> Records shown:
┏━━
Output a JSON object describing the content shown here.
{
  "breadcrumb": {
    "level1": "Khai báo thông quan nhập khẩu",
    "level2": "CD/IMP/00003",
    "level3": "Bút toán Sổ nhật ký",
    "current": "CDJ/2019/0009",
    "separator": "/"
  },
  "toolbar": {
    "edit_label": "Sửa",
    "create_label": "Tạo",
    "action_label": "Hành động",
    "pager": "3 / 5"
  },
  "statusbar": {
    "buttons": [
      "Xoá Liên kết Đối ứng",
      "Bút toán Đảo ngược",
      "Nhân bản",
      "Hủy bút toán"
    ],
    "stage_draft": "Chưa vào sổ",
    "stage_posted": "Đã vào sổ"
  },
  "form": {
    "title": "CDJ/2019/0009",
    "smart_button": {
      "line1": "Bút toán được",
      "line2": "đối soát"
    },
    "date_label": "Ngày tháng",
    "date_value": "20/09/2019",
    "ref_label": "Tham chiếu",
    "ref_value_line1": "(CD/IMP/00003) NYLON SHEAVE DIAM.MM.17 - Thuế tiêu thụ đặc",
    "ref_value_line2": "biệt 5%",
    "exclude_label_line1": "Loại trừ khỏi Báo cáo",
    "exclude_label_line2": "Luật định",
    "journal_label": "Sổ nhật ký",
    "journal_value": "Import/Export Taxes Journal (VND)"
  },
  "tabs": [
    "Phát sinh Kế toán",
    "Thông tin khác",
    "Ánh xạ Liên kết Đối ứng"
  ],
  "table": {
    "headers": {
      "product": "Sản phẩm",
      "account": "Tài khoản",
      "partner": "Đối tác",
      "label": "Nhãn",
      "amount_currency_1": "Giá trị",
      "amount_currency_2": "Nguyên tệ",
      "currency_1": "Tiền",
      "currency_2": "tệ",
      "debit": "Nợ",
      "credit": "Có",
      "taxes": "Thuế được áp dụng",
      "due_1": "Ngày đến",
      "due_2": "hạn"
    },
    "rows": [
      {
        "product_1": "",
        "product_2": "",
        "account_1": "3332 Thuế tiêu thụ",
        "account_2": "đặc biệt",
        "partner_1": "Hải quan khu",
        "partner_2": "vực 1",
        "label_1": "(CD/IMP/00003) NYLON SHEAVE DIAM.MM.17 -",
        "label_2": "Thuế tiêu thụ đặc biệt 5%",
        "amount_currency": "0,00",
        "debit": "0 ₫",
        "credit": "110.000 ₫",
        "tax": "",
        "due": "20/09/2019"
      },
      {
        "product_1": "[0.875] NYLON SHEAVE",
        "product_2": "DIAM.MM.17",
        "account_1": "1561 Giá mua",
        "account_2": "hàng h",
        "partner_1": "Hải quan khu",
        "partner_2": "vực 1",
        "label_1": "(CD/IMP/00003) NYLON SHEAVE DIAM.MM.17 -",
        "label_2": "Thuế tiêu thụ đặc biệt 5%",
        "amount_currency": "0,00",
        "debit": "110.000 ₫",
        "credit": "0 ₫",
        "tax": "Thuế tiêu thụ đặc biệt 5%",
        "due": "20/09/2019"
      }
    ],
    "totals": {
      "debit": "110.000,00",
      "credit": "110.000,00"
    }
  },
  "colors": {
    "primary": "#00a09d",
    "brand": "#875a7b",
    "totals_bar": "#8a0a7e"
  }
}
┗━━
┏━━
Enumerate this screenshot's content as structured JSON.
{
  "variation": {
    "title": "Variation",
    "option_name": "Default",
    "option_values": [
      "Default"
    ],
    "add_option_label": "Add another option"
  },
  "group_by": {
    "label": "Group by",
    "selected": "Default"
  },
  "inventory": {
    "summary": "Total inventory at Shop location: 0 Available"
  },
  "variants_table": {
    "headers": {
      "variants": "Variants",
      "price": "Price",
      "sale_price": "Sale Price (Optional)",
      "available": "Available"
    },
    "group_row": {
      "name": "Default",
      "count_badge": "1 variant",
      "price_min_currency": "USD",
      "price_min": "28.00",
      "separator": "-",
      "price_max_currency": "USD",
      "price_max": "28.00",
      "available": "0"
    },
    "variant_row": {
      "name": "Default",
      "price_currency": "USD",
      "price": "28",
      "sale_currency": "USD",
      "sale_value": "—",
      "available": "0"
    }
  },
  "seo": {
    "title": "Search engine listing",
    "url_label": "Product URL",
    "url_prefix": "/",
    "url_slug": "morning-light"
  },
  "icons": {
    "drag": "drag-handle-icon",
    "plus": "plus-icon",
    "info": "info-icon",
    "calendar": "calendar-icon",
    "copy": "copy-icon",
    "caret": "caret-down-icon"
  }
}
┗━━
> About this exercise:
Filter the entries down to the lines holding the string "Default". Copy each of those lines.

> Answer for the task:
    "option_name": "Default",
      "Default"
    "selected": "Default"
      "name": "Default",
      "name": "Default",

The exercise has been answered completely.